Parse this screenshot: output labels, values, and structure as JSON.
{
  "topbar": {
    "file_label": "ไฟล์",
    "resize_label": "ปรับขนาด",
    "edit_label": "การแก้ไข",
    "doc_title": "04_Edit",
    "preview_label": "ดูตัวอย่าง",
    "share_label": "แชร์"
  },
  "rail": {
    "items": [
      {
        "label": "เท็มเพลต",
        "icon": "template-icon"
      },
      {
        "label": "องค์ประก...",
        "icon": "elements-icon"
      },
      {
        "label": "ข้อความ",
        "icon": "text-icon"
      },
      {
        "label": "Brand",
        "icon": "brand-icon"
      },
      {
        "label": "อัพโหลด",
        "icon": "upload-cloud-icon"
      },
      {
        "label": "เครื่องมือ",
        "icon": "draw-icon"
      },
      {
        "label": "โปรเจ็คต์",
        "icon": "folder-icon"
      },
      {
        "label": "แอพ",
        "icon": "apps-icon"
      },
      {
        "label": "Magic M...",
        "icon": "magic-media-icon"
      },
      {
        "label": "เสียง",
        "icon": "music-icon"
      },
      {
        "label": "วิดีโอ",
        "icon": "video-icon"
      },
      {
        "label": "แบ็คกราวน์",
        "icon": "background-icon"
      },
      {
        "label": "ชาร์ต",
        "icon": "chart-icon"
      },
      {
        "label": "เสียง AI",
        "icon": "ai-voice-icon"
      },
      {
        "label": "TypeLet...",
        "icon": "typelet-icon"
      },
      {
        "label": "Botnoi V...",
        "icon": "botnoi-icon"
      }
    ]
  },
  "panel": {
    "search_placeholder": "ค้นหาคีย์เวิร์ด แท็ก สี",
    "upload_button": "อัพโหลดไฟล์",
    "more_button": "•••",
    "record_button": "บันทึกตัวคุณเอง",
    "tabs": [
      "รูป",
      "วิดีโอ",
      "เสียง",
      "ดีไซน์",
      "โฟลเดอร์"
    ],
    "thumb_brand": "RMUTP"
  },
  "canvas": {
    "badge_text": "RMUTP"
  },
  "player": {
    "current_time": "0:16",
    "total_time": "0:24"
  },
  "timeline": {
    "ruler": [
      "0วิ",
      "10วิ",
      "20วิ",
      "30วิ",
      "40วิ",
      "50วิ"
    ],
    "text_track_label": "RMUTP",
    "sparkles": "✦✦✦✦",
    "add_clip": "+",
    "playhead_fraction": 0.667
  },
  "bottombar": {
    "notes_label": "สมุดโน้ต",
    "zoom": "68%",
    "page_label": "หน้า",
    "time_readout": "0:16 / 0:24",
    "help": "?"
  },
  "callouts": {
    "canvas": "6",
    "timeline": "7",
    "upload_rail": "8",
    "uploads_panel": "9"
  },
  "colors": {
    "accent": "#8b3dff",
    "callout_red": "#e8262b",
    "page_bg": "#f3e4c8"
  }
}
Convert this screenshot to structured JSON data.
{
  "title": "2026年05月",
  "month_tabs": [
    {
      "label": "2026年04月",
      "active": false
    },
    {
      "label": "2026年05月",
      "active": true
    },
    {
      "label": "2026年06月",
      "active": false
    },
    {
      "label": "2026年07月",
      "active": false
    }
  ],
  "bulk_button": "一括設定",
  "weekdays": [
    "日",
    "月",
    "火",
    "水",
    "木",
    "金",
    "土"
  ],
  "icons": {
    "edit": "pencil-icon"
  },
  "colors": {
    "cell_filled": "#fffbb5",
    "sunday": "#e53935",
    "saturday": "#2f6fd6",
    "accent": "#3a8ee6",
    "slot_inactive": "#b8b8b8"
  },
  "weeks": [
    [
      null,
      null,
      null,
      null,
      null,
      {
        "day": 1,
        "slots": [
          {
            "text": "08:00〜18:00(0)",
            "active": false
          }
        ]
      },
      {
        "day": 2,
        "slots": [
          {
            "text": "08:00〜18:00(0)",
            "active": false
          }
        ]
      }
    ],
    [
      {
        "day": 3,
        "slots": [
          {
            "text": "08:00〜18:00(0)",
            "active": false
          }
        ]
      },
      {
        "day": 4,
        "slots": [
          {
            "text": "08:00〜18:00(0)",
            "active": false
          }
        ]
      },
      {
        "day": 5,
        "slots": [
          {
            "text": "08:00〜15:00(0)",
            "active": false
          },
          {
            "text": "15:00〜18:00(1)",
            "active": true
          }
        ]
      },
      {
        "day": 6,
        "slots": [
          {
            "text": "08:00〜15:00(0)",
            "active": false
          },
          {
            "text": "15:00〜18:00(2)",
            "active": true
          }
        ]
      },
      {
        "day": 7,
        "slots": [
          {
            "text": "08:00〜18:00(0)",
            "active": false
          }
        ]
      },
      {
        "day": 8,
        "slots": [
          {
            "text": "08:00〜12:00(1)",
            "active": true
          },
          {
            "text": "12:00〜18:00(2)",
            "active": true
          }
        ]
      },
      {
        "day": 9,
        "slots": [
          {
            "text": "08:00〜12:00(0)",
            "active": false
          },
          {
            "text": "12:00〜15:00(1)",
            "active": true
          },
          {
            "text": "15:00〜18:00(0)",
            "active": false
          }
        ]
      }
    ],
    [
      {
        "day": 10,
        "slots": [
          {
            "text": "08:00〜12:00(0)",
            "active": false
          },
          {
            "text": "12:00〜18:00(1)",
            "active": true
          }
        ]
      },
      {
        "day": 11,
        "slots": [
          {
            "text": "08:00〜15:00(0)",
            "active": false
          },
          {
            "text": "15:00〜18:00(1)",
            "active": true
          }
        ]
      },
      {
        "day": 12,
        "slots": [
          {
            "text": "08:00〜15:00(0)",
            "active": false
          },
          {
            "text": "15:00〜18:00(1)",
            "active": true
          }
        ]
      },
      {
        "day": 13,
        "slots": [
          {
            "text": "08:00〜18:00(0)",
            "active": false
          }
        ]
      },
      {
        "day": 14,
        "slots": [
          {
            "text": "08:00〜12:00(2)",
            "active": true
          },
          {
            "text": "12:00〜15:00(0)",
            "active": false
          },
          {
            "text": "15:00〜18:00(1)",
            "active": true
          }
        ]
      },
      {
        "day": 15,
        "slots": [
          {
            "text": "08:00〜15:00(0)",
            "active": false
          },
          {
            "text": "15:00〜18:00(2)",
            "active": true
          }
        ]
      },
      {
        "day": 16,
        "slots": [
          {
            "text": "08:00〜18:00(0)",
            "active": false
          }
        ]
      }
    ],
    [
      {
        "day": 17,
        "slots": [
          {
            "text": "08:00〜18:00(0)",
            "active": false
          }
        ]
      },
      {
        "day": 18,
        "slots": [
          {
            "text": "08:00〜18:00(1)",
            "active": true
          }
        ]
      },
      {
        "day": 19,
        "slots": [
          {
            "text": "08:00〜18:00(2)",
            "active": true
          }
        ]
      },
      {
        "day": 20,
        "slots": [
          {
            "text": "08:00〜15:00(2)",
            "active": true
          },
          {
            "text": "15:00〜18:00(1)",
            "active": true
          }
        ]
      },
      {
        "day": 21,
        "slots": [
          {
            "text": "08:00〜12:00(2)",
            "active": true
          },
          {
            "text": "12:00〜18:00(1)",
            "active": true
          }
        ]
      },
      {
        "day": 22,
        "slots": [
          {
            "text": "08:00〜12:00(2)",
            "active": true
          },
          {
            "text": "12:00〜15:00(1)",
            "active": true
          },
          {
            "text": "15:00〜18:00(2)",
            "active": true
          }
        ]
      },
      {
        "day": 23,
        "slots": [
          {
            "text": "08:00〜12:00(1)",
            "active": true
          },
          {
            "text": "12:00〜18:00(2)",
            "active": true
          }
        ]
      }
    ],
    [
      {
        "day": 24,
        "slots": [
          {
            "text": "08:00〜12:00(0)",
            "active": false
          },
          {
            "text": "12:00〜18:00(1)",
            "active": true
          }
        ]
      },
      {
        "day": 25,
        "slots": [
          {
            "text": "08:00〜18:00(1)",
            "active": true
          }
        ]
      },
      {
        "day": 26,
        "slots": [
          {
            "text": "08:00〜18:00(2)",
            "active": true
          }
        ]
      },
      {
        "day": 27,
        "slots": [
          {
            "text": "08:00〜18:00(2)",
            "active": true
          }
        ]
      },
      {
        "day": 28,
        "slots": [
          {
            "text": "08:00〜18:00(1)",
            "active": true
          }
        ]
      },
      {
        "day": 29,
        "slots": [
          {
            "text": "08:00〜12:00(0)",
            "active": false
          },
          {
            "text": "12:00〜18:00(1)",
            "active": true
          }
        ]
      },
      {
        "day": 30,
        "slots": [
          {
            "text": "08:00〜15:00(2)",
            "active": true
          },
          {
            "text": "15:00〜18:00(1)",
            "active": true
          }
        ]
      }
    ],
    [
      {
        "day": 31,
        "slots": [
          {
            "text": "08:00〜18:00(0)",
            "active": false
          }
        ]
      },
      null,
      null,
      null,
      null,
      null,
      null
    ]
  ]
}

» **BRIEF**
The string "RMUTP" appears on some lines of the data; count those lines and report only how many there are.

» **RESPONSE**
3